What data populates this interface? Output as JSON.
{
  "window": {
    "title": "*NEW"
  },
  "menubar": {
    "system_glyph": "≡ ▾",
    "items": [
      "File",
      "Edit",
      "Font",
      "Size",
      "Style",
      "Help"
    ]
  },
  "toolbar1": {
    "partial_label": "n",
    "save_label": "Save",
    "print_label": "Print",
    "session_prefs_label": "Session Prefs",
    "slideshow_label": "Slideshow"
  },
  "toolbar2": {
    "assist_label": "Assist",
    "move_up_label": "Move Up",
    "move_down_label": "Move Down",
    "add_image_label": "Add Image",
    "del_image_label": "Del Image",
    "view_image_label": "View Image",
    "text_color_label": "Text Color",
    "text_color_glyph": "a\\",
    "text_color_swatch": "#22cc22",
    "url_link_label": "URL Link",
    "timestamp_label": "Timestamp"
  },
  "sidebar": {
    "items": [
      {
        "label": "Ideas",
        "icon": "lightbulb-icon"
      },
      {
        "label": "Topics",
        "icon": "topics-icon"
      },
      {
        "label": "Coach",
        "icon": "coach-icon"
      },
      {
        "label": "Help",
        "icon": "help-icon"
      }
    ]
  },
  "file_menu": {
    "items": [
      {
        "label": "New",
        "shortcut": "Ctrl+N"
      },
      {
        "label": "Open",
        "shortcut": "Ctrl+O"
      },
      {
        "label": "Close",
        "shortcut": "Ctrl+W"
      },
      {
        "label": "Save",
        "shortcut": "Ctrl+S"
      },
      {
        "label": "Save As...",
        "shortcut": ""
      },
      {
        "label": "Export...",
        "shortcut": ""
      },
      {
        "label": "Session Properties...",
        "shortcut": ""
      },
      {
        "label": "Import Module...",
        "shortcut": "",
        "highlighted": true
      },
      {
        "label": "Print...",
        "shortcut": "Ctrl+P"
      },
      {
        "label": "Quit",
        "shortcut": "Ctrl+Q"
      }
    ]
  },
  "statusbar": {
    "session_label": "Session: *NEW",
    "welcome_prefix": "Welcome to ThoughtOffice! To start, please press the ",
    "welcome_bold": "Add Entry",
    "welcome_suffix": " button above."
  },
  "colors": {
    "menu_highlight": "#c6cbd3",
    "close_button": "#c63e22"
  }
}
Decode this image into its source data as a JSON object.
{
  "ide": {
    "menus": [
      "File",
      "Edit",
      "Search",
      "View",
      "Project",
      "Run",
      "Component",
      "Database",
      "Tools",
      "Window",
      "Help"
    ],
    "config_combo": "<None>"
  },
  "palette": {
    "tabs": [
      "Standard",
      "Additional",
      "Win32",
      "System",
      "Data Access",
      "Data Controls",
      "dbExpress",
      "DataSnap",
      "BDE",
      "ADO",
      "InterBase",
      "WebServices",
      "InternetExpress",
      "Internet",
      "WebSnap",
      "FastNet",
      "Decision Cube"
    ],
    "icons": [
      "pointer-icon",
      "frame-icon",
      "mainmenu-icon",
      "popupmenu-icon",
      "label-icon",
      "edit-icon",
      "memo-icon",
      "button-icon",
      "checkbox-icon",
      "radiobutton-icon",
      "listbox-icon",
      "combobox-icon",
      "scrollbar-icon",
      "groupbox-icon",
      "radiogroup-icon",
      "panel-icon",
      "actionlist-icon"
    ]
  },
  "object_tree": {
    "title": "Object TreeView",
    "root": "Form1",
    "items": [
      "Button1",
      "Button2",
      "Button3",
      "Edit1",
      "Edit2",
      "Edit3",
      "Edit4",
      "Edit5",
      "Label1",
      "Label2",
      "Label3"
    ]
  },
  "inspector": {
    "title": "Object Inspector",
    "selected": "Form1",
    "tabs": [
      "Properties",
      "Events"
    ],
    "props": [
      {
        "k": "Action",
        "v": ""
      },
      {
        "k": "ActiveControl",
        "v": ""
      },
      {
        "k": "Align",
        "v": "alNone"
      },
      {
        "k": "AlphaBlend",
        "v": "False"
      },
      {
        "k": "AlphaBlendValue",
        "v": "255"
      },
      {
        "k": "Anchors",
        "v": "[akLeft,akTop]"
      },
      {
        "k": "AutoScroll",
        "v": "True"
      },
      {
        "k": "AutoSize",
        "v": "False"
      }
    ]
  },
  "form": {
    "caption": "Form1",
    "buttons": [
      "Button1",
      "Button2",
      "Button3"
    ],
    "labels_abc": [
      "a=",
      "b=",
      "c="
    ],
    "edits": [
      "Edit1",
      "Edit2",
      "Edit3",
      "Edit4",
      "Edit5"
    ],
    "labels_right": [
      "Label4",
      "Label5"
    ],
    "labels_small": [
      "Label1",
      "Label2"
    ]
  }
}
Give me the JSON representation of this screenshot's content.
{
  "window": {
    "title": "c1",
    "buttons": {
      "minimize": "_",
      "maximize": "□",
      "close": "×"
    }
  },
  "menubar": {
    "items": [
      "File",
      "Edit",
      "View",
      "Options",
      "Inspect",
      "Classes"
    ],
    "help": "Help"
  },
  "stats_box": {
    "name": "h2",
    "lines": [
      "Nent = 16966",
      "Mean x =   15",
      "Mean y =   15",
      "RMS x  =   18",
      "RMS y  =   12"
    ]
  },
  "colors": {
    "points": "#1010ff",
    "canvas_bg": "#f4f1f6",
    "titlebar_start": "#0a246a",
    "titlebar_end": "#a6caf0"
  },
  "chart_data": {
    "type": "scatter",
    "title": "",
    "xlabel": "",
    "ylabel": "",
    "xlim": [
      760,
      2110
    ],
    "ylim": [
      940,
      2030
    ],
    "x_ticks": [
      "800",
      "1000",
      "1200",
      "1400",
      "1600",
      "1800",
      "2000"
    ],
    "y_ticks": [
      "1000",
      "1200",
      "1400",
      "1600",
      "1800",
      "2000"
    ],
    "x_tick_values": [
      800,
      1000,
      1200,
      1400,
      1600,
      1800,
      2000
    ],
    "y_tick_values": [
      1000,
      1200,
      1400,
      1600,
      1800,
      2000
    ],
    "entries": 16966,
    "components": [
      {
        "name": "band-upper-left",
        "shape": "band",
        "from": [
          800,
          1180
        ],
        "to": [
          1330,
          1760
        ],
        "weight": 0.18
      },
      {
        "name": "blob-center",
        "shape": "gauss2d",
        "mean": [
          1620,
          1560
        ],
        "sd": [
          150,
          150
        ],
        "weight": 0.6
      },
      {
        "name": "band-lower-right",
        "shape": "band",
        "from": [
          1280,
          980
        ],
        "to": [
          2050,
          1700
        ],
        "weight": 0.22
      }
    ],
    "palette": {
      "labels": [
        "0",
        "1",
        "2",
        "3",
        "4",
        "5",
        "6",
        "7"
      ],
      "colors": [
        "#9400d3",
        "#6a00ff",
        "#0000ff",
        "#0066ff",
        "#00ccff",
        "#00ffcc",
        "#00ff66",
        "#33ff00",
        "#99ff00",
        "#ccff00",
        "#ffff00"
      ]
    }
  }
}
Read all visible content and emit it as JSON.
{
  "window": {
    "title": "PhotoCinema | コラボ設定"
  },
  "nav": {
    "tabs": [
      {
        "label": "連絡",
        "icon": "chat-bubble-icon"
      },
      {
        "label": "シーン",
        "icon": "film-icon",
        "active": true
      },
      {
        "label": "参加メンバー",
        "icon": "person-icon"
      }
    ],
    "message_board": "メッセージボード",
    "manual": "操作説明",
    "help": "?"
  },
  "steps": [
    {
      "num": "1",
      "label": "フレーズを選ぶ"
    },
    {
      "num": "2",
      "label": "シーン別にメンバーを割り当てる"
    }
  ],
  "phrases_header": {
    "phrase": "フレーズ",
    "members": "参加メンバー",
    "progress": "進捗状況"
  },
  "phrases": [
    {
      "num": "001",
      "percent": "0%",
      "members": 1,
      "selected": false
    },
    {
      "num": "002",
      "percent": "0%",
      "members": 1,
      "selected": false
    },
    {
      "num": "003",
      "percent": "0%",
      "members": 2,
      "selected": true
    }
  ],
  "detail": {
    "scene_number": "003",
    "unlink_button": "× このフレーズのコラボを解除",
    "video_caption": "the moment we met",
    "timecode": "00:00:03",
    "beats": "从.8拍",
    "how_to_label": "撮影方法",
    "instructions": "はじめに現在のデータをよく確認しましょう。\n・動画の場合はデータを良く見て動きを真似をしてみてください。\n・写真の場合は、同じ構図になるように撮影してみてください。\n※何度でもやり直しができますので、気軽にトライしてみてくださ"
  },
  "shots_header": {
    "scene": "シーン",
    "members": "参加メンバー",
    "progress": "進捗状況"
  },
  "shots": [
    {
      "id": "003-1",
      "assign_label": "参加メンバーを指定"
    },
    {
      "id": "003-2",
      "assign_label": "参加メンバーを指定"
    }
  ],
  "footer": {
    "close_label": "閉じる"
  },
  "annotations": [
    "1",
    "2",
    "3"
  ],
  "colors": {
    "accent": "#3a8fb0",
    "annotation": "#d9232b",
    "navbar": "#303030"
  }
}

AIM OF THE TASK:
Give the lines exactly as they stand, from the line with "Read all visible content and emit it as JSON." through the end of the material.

YOUR SOLUTION:
Read all visible content and emit it as JSON.
{
  "window": {
    "title": "PhotoCinema | コラボ設定"
  },
  "nav": {
    "tabs": [
      {
        "label": "連絡",
        "icon": "chat-bubble-icon"
      },
      {
        "label": "シーン",
        "icon": "film-icon",
        "active": true
      },
      {
        "label": "参加メンバー",
        "icon": "person-icon"
      }
    ],
    "message_board": "メッセージボード",
    "manual": "操作説明",
    "help": "?"
  },
  "steps": [
    {
      "num": "1",
      "label": "フレーズを選ぶ"
    },
    {
      "num": "2",
      "label": "シーン別にメンバーを割り当てる"
    }
  ],
  "phrases_header": {
    "phrase": "フレーズ",
    "members": "参加メンバー",
    "progress": "進捗状況"
  },
  "phrases": [
    {
      "num": "001",
      "percent": "0%",
      "members": 1,
      "selected": false
    },
    {
      "num": "002",
      "percent": "0%",
      "members": 1,
      "selected": false
    },
    {
      "num": "003",
      "percent": "0%",
      "members": 2,
      "selected": true
    }
  ],
  "detail": {
    "scene_number": "003",
    "unlink_button": "× このフレーズのコラボを解除",
    "video_caption": "the moment we met",
    "timecode": "00:00:03",
    "beats": "从.8拍",
    "how_to_label": "撮影方法",
    "instructions": "はじめに現在のデータをよく確認しましょう。\n・動画の場合はデータを良く見て動きを真似をしてみてください。\n・写真の場合は、同じ構図になるように撮影してみてください。\n※何度でもやり直しができますので、気軽にトライしてみてくださ"
  },
  "shots_header": {
    "scene": "シーン",
    "members": "参加メンバー",
    "progress": "進捗状況"
  },
  "shots": [
    {
      "id": "003-1",
      "assign_label": "参加メンバーを指定"
    },
    {
      "id": "003-2",
      "assign_label": "参加メンバーを指定"
    }
  ],
  "footer": {
    "close_label": "閉じる"
  },
  "annotations": [
    "1",
    "2",
    "3"
  ],
  "colors": {
    "accent": "#3a8fb0",
    "annotation": "#d9232b",
    "navbar": "#303030"
  }
}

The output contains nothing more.